4) I perform an FFT on all three arrays.

5) I multiply both the measurementFFT and the referenceFFT with the inverseFFT.

6) I then divide the corrected measurementFFT by the corrected referenceFFT

7) finally I perform an inverse FFT on this division product to get back to the time domain and this gives me my impulse response.

If I plot this I have a clear impulse response. If I try and extract the phase from this I have issues.

To do this I find the reference delay time by finding the max absolute value of the impulse. This will be the number of samples I need to delay the reference signal by if I am to extract minimal phase.

So, I go back to square one:

1) I zero pad the array

2) I then move the reference array so it is delayed by the impulse sample number. With zeros each side to equal the length of the measurement array

3) I then FFT both of these, repeating steps 4-6 from before

4) I then extract the phase from the impulse in the frequency domain, by using i = atan2(im(i), re(i)) for each value of the division product.

5) I then convert to degrees by multiplying each value by 180 and then dividing by pi.

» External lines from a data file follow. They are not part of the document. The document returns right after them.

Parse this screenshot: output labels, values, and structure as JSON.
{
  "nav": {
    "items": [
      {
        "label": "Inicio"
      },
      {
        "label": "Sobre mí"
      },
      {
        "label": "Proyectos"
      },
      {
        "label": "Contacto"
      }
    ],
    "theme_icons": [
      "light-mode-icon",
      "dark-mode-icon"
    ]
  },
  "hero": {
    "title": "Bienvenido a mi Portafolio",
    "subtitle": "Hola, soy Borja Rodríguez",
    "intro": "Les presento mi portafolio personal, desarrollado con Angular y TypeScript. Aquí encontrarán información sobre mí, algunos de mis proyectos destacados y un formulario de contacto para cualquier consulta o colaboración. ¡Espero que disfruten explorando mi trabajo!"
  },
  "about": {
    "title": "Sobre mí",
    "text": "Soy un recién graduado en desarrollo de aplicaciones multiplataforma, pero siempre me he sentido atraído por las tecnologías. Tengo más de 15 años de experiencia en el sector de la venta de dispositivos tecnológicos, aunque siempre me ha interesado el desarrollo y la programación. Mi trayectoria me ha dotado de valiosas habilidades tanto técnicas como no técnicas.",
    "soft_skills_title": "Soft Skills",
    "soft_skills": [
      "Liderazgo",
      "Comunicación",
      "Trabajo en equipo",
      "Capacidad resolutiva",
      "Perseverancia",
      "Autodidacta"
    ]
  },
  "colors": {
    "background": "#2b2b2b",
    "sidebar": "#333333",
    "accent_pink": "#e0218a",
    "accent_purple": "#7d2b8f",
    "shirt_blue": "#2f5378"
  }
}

If I plot this I end up with a lot of wraps in phase. Playing around a bit, I have discovered if I subtract my impulse delay time from the total count and use that as my new delay time, it gives the expected result. Have I missed something here. (ie if I have 32768 samples, and my impulse is at sample 12, I would delay my reference by 32756 samples using the above method).

Have I missed anything obvious?


Your Answer

By clicking “Post Your Answer”, you agree to our terms of service, privacy policy and cookie policy

Browse other questions tagged or ask your own question.